Website and app data records
_ _ _ _ _
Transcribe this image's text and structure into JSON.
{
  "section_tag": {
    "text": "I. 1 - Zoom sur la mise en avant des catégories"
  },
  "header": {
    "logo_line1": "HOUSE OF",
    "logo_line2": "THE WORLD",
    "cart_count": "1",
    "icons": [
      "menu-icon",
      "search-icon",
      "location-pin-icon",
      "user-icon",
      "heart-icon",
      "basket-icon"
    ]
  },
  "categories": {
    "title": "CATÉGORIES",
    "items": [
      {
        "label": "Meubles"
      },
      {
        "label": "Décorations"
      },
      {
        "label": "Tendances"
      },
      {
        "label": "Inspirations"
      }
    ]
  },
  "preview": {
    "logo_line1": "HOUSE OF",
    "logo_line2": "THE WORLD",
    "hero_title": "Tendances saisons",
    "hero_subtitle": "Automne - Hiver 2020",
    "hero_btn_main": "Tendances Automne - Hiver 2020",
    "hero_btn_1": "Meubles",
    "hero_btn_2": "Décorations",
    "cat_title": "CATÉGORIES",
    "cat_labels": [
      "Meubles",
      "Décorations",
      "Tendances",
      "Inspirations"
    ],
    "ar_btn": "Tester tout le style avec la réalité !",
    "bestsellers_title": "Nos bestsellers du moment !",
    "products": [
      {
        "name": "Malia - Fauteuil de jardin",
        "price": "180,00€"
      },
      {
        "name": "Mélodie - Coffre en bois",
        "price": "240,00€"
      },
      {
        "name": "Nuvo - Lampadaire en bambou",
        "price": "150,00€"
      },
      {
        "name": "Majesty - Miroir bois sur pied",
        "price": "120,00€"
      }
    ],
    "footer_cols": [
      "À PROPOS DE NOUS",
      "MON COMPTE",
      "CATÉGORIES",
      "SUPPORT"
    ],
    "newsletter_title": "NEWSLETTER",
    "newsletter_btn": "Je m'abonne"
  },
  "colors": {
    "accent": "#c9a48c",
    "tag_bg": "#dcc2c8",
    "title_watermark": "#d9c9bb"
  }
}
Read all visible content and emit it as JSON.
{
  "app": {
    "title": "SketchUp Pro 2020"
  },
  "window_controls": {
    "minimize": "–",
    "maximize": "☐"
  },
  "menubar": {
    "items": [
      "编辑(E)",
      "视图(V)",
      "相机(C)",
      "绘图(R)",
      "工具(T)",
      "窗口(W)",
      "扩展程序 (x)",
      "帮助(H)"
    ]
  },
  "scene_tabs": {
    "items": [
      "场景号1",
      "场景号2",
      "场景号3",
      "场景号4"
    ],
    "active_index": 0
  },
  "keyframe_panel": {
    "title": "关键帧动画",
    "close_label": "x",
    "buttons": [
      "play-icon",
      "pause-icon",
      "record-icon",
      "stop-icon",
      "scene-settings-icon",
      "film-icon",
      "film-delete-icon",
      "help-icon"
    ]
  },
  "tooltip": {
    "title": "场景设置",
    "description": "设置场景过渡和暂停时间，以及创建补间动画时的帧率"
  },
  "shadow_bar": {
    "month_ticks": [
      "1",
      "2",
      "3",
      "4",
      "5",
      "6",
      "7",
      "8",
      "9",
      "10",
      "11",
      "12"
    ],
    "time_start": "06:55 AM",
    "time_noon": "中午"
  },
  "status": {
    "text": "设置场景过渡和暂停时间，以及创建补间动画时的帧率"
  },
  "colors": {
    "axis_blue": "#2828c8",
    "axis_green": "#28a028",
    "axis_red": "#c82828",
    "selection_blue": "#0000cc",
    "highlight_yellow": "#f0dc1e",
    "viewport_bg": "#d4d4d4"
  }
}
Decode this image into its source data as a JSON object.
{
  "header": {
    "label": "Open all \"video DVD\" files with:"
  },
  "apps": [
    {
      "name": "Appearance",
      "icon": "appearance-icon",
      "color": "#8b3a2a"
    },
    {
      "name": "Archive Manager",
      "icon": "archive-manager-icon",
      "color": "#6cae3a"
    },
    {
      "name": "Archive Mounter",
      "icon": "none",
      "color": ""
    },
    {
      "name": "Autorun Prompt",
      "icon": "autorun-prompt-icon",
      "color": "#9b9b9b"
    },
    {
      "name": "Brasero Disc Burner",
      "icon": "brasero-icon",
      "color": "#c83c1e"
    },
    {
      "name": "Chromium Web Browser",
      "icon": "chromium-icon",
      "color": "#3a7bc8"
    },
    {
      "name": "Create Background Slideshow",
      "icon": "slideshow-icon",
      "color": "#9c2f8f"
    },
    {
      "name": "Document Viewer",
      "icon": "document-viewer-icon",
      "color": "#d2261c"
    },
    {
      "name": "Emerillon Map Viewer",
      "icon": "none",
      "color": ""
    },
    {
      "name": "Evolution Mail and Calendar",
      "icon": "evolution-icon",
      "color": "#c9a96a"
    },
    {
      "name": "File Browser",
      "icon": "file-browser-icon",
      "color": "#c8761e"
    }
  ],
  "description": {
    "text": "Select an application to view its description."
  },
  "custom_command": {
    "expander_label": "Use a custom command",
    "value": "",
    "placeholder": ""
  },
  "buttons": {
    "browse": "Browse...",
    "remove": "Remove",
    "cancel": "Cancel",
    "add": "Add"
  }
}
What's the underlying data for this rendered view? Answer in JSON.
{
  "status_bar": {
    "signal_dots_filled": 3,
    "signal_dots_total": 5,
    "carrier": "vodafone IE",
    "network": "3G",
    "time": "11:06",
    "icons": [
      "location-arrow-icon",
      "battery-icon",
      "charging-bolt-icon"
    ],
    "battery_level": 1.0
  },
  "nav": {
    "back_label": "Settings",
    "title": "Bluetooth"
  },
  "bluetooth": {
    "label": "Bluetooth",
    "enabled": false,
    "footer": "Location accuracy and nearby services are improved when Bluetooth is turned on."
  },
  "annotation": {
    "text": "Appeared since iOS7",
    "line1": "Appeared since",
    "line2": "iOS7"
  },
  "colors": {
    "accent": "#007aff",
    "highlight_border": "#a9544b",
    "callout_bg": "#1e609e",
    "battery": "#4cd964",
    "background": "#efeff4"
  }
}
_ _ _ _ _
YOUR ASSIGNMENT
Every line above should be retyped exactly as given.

OUTPUT
Transcribe this image's text and structure into JSON.
{
  "section_tag": {
    "text": "I. 1 - Zoom sur la mise en avant des catégories"
  },
  "header": {
    "logo_line1": "HOUSE OF",
    "logo_line2": "THE WORLD",
    "cart_count": "1",
    "icons": [
      "menu-icon",
      "search-icon",
      "location-pin-icon",
      "user-icon",
      "heart-icon",
      "basket-icon"
    ]
  },
  "categories": {
    "title": "CATÉGORIES",
    "items": [
      {
        "label": "Meubles"
      },
      {
        "label": "Décorations"
      },
      {
        "label": "Tendances"
      },
      {
        "label": "Inspirations"
      }
    ]
  },
  "preview": {
    "logo_line1": "HOUSE OF",
    "logo_line2": "THE WORLD",
    "hero_title": "Tendances saisons",
    "hero_subtitle": "Automne - Hiver 2020",
    "hero_btn_main": "Tendances Automne - Hiver 2020",
    "hero_btn_1": "Meubles",
    "hero_btn_2": "Décorations",
    "cat_title": "CATÉGORIES",
    "cat_labels": [
      "Meubles",
      "Décorations",
      "Tendances",
      "Inspirations"
    ],
    "ar_btn": "Tester tout le style avec la réalité !",
    "bestsellers_title": "Nos bestsellers du moment !",
    "products": [
      {
        "name": "Malia - Fauteuil de jardin",
        "price": "180,00€"
      },
      {
        "name": "Mélodie - Coffre en bois",
        "price": "240,00€"
      },
      {
        "name": "Nuvo - Lampadaire en bambou",
        "price": "150,00€"
      },
      {
        "name": "Majesty - Miroir bois sur pied",
        "price": "120,00€"
      }
    ],
    "footer_cols": [
      "À PROPOS DE NOUS",
      "MON COMPTE",
      "CATÉGORIES",
      "SUPPORT"
    ],
    "newsletter_title": "NEWSLETTER",
    "newsletter_btn": "Je m'abonne"
  },
  "colors": {
    "accent": "#c9a48c",
    "tag_bg": "#dcc2c8",
    "title_watermark": "#d9c9bb"
  }
}
Read all visible content and emit it as JSON.
{
  "app": {
    "title": "SketchUp Pro 2020"
  },
  "window_controls": {
    "minimize": "–",
    "maximize": "☐"
  },
  "menubar": {
    "items": [
      "编辑(E)",
      "视图(V)",
      "相机(C)",
      "绘图(R)",
      "工具(T)",
      "窗口(W)",
      "扩展程序 (x)",
      "帮助(H)"
    ]
  },
  "scene_tabs": {
    "items": [
      "场景号1",
      "场景号2",
      "场景号3",
      "场景号4"
    ],
    "active_index": 0
  },
  "keyframe_panel": {
    "title": "关键帧动画",
    "close_label": "x",
    "buttons": [
      "play-icon",
      "pause-icon",
      "record-icon",
      "stop-icon",
      "scene-settings-icon",
      "film-icon",
      "film-delete-icon",
      "help-icon"
    ]
  },
  "tooltip": {
    "title": "场景设置",
    "description": "设置场景过渡和暂停时间，以及创建补间动画时的帧率"
  },
  "shadow_bar": {
    "month_ticks": [
      "1",
      "2",
      "3",
      "4",
      "5",
      "6",
      "7",
      "8",
      "9",
      "10",
      "11",
      "12"
    ],
    "time_start": "06:55 AM",
    "time_noon": "中午"
  },
  "status": {
    "text": "设置场景过渡和暂停时间，以及创建补间动画时的帧率"
  },
  "colors": {
    "axis_blue": "#2828c8",
    "axis_green": "#28a028",
    "axis_red": "#c82828",
    "selection_blue": "#0000cc",
    "highlight_yellow": "#f0dc1e",
    "viewport_bg": "#d4d4d4"
  }
}
Decode this image into its source data as a JSON object.
{
  "header": {
    "label": "Open all \"video DVD\" files with:"
  },
  "apps": [
    {
      "name": "Appearance",
      "icon": "appearance-icon",
      "color": "#8b3a2a"
    },
    {
      "name": "Archive Manager",
      "icon": "archive-manager-icon",
      "color": "#6cae3a"
    },
    {
      "name": "Archive Mounter",
      "icon": "none",
      "color": ""
    },
    {
      "name": "Autorun Prompt",
      "icon": "autorun-prompt-icon",
      "color": "#9b9b9b"
    },
    {
      "name": "Brasero Disc Burner",
      "icon": "brasero-icon",
      "color": "#c83c1e"
    },
    {
      "name": "Chromium Web Browser",
      "icon": "chromium-icon",
      "color": "#3a7bc8"
    },
    {
      "name": "Create Background Slideshow",
      "icon": "slideshow-icon",
      "color": "#9c2f8f"
    },
    {
      "name": "Document Viewer",
      "icon": "document-viewer-icon",
      "color": "#d2261c"
    },
    {
      "name": "Emerillon Map Viewer",
      "icon": "none",
      "color": ""
    },
    {
      "name": "Evolution Mail and Calendar",
      "icon": "evolution-icon",
      "color": "#c9a96a"
    },
    {
      "name": "File Browser",
      "icon": "file-browser-icon",
      "color": "#c8761e"
    }
  ],
  "description": {
    "text": "Select an application to view its description."
  },
  "custom_command": {
    "expander_label": "Use a custom command",
    "value": "",
    "placeholder": ""
  },
  "buttons": {
    "browse": "Browse...",
    "remove": "Remove",
    "cancel": "Cancel",
    "add": "Add"
  }
}
What's the underlying data for this rendered view? Answer in JSON.
{
  "status_bar": {
    "signal_dots_filled": 3,
    "signal_dots_total": 5,
    "carrier": "vodafone IE",
    "network": "3G",
    "time": "11:06",
    "icons": [
      "location-arrow-icon",
      "battery-icon",
      "charging-bolt-icon"
    ],
    "battery_level": 1.0
  },
  "nav": {
    "back_label": "Settings",
    "title": "Bluetooth"
  },
  "bluetooth": {
    "label": "Bluetooth",
    "enabled": false,
    "footer": "Location accuracy and nearby services are improved when Bluetooth is turned on."
  },
  "annotation": {
    "text": "Appeared since iOS7",
    "line1": "Appeared since",
    "line2": "iOS7"
  },
  "colors": {
    "accent": "#007aff",
    "highlight_border": "#a9544b",
    "callout_bg": "#1e609e",
    "battery": "#4cd964",
    "background": "#efeff4"
  }
}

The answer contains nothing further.